+++ Source material +++
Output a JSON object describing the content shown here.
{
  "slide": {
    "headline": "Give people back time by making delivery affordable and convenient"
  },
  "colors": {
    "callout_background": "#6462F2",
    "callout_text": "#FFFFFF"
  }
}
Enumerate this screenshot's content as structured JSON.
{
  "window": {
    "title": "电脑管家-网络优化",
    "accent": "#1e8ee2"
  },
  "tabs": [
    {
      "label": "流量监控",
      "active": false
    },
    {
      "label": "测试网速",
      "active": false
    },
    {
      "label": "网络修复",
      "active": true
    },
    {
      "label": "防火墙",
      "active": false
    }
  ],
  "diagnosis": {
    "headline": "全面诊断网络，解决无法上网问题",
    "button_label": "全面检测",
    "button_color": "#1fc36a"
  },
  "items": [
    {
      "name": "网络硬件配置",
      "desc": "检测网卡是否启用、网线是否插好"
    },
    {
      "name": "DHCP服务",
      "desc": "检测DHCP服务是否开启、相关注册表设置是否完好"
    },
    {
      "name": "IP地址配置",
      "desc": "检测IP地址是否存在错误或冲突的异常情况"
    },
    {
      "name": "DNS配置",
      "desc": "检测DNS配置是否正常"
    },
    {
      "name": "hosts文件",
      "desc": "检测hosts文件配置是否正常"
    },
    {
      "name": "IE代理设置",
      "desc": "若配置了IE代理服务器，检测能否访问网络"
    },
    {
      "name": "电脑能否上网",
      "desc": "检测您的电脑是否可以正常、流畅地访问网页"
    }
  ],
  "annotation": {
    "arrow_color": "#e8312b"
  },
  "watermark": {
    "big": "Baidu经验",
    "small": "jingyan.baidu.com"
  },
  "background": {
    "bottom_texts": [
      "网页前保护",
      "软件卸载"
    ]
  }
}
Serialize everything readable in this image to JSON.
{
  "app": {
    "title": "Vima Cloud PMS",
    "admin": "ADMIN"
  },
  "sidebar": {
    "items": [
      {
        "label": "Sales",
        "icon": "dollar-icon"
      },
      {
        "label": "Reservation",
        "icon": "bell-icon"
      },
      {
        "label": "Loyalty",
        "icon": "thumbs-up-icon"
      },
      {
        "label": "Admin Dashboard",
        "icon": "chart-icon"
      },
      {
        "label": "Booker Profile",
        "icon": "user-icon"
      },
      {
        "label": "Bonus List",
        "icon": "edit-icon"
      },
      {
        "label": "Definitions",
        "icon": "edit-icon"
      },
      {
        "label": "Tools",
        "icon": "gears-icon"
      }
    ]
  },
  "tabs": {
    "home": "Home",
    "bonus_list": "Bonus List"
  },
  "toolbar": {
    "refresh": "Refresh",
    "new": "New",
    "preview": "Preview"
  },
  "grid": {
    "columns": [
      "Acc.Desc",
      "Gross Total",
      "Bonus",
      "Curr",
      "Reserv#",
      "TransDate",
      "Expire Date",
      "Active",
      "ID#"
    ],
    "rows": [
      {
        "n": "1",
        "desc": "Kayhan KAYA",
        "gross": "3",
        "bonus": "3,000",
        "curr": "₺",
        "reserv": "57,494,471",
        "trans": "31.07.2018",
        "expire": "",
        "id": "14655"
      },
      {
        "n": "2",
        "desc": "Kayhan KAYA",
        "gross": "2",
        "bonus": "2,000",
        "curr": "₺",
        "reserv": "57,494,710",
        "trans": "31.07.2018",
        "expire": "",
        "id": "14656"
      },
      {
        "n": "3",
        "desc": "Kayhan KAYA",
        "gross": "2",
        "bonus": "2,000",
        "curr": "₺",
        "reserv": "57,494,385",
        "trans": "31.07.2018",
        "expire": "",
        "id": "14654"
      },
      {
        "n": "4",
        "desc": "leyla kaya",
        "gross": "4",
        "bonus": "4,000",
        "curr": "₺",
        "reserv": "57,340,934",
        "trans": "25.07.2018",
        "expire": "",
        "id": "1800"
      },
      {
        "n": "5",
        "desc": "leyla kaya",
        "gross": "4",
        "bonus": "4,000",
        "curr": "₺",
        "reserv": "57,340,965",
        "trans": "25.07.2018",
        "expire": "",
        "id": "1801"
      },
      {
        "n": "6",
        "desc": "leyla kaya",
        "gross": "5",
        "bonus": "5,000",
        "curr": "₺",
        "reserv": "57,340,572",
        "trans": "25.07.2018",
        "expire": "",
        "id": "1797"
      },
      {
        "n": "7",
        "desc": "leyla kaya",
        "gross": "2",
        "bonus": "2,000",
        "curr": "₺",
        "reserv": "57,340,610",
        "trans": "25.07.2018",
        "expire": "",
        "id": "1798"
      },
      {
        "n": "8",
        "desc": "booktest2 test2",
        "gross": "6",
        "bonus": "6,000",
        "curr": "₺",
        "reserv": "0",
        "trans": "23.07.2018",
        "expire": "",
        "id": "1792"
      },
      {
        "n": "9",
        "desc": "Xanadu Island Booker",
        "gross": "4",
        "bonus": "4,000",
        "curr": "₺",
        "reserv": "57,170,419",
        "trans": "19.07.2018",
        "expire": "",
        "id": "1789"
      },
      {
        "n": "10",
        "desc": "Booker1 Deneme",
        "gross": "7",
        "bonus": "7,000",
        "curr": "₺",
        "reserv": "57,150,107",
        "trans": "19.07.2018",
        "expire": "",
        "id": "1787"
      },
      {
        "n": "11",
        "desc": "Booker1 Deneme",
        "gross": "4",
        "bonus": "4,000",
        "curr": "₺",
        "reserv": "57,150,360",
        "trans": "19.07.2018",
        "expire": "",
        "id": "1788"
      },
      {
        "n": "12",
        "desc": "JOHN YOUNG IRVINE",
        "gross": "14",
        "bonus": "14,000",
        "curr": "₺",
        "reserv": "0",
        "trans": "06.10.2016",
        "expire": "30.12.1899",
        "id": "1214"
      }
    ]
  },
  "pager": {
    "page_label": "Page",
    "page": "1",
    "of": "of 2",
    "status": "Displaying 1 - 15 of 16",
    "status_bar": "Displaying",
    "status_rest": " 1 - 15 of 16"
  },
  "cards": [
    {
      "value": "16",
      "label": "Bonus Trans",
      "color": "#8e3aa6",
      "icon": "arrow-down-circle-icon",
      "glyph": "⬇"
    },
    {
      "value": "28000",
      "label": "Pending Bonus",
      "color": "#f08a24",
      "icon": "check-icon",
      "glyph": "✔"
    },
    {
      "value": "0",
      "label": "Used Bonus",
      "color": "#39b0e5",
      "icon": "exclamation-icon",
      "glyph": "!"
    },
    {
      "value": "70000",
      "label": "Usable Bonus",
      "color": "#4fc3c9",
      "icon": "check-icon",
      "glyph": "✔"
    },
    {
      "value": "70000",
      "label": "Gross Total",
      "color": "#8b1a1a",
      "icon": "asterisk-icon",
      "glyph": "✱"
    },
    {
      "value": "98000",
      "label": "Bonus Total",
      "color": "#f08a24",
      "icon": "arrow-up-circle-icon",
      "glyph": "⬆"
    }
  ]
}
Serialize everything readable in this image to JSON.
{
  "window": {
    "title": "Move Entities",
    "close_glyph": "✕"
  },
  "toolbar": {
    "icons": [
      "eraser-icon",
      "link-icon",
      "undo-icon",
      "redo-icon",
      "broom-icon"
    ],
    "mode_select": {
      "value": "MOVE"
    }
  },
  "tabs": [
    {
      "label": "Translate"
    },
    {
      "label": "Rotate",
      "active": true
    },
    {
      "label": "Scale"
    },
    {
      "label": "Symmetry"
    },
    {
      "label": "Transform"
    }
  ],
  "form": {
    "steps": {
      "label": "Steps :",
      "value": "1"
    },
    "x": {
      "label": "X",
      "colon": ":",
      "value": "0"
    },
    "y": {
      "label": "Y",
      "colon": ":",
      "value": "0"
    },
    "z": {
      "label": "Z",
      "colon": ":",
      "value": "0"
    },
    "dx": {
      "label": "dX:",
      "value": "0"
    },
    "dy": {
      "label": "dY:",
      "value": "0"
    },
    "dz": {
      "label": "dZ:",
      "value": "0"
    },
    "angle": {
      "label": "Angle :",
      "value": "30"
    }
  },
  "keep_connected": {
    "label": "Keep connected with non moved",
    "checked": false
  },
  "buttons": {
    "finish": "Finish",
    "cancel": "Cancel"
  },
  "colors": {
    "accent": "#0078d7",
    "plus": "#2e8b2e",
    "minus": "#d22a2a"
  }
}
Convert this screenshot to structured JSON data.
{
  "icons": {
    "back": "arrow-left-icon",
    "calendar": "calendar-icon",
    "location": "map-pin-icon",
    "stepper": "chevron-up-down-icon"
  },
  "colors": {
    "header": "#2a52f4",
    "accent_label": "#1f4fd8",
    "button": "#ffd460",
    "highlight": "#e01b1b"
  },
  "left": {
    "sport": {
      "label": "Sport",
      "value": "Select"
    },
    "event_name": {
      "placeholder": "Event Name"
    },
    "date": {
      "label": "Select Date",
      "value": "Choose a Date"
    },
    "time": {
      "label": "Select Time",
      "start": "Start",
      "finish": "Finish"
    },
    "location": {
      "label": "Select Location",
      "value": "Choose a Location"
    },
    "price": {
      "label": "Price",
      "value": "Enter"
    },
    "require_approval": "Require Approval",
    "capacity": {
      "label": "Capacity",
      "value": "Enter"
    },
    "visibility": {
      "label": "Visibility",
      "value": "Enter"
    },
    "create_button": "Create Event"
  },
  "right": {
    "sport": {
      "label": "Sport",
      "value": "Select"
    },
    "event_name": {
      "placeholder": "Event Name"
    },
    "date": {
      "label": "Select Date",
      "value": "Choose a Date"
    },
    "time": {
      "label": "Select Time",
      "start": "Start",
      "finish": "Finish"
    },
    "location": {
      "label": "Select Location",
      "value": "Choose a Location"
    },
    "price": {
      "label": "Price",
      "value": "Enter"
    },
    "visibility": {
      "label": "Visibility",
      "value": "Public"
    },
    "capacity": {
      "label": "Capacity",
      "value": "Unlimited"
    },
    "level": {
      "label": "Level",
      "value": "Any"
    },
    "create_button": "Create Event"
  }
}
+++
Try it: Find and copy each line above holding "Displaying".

Problem solution:
    "status": "Displaying 1 - 15 of 16",
    "status_bar": "Displaying",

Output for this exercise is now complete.